Sallie Atkins, President SPS
Reprinted from the March/April 2008 DustBuster, the newsletter of the Southeastern Pastel Society, with permission of the society and the author.
Dear IAPS sister societies,
We, at the Pastel Society of Eastern Canada (PSEC), are concerned with this criteria of eligibility published by IAPS for the upcoming competition :
IAPS -14th Exhibition - the 2009 Web Show
Mixed media must be predominantly dry pastel. Works done under supervision are not eligible.
PSEC is honoured to be a member of IAPS. We follow your guidelines and uphold the highest of standards for pastel works. That is why we are concerned about the above statement in your latest exhibition entry form: Mixed media must be predominantly dry pastel.
At our annual general assembly June 2009 we discussed this new development. The Pastel Society of Eastern Canada requires that all exhibited works be created with at least 90% of the visible surface with dry pastel. Our membership continues to support our goal to promote dry pastel as a respected professional medium.
We wish to firmly establish this magnificent art form as the recognized painting medium that it rightly deserves. We feel that “mixed media” would not be an advantage. There is already much confusion in the art world and the general public as to the status of pastel painting.
Please note that we are not against opening up new frontiers of creativity. Far from it. We only wish to preserve and promote dry pastel work as a worthy medium. We also wish to continue our fruitful relationship with all partners in the IAPS community... participating in all exhibits and sharing our knowledge.
We hope that you will consider our concern and we are eager to read the opinions of other member societies. We thank you for this opportunity to share our viewpoint with everyone.
The members of the Pastel Society of Eastern Canada
IAPS has chosen to follow the standard of the Pastel Society of America with the requirement of 80% soft pastel. At a recent meeting, we decided upon a change of wording and a policy to be reflected in all future show entry criteria, which will replace the paragraph quoted by PSEC, as follows:
ELIGIBLE WORK: Work must be original, completed in the last two years, not done under supervision, and not shown in any previous IAPS Exhibitions.
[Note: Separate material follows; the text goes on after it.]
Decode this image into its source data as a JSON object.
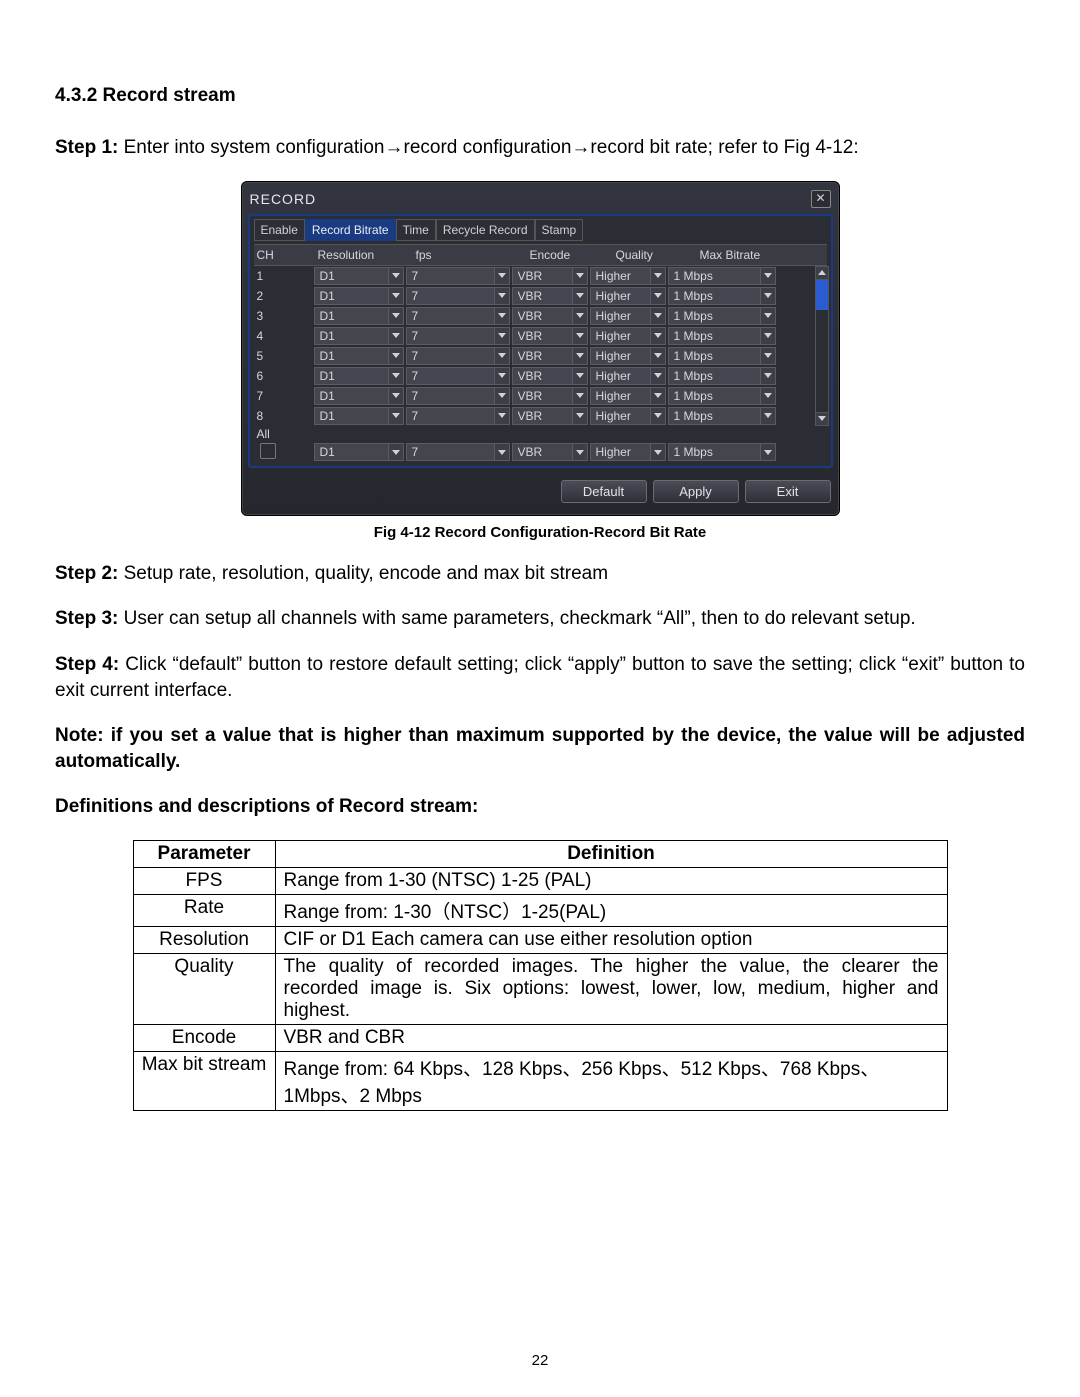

No work copied from other artists' work or published materials is eligible. Work must be 80% soft (dry) pastel. NO OIL PASTELS. Nudes will be considered for acceptance. IAPS reserves the right to exclude from exhibitions any artwork that violates the laws of the United States, or of state or local governments. For example “hate speech” is not protected by the US Constitution as a form of free speech. Work accepted for exhibitions must be framed under glass or plexiglas.
ASTM is an organization that writes and publishes voluntary standards. With regard to the labeling of art materials, applicable standards may include "ASTM D4303, Standard Test Methods for Lightfastness of Colorants Used in Artists' Coloring Materias" and "ASTM D4236-94(2005) Standard Practice for Labeling Art Materials for Chronic Health Hazards."
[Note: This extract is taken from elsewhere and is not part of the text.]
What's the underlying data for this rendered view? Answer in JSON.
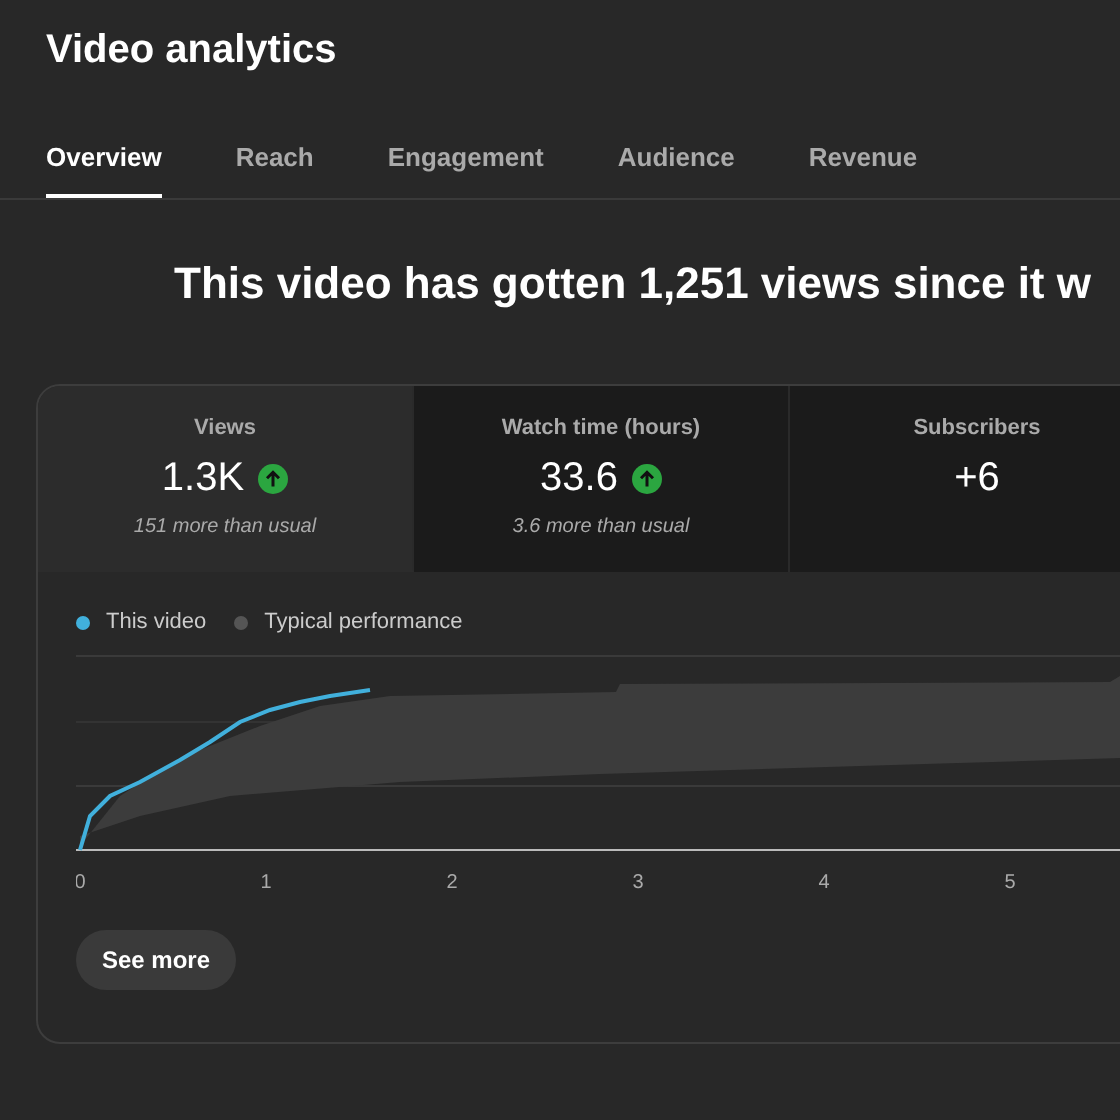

The abstracts, or summary of the labeling standards can be read at:
For more information, please refer to the above site.
IAPS supports the appropriate labeling of art materials and the ASTM standards. A representative from IAPS serves on the subcommittee which discusses, but does not set, standards for pastels.